Exercise:
Only lines with the word "visibility" belong in the answer; copy them from the records below.

Input:
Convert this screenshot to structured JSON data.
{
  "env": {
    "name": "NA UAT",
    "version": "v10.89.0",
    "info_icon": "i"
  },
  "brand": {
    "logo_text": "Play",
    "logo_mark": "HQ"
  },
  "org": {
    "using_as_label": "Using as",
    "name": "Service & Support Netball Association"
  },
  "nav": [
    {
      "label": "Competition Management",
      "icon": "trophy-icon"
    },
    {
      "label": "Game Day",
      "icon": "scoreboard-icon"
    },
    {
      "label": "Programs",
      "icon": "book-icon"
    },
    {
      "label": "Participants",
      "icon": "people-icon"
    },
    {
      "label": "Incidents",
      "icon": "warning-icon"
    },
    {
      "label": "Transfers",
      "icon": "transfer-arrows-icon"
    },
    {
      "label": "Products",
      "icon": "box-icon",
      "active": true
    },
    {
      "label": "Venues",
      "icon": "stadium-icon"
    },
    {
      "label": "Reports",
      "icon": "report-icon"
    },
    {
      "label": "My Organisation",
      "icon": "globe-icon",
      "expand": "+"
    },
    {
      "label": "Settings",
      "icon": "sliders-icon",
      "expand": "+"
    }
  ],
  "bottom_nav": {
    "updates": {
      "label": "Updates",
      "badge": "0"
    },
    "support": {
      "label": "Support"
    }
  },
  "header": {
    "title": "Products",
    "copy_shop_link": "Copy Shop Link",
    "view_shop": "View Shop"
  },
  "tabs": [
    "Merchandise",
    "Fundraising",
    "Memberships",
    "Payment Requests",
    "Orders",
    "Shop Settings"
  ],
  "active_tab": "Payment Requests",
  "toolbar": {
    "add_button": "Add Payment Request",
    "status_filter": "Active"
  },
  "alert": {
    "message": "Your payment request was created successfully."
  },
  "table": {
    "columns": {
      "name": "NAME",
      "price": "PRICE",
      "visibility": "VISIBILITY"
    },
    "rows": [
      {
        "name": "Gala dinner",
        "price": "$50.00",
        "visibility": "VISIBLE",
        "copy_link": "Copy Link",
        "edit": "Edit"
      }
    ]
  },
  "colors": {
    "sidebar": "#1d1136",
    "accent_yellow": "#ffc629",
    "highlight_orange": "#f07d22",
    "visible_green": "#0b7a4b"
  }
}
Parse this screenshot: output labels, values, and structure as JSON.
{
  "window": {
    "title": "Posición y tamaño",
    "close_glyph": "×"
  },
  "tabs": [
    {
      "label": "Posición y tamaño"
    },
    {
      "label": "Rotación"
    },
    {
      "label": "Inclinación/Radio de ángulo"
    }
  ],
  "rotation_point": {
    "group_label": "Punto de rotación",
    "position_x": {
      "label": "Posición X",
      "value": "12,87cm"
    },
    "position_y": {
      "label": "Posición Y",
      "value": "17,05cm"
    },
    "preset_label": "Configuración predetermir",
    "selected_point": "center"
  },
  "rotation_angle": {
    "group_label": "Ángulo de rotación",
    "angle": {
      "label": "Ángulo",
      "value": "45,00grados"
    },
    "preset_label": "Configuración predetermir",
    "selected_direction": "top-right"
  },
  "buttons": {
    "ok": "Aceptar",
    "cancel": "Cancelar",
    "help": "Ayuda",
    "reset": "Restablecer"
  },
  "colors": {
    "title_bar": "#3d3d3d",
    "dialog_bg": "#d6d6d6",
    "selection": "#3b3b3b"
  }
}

Your response:
      "visibility": "VISIBILITY"
        "visibility": "VISIBLE",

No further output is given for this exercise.